Top of Entries provided

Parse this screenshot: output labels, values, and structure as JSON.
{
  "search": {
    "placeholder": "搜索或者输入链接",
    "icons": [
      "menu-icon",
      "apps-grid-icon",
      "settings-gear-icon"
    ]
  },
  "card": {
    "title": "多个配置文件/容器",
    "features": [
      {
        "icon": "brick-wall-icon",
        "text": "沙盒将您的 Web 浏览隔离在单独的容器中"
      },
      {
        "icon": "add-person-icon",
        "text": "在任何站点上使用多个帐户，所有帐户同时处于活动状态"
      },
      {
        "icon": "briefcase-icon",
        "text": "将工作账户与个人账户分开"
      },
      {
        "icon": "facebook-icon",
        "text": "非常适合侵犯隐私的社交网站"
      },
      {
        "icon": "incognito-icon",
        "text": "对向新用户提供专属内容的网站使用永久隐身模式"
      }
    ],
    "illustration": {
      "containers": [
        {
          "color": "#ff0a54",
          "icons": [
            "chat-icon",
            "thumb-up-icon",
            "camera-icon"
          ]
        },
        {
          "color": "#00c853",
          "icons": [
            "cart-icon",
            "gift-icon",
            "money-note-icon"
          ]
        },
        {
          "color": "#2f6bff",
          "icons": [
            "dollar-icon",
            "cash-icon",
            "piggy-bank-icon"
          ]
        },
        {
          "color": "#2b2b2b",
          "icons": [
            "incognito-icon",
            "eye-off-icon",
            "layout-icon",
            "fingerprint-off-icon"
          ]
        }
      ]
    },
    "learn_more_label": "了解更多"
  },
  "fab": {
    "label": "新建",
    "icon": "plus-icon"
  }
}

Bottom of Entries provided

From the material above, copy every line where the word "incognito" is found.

        "icon": "incognito-icon",
            "incognito-icon",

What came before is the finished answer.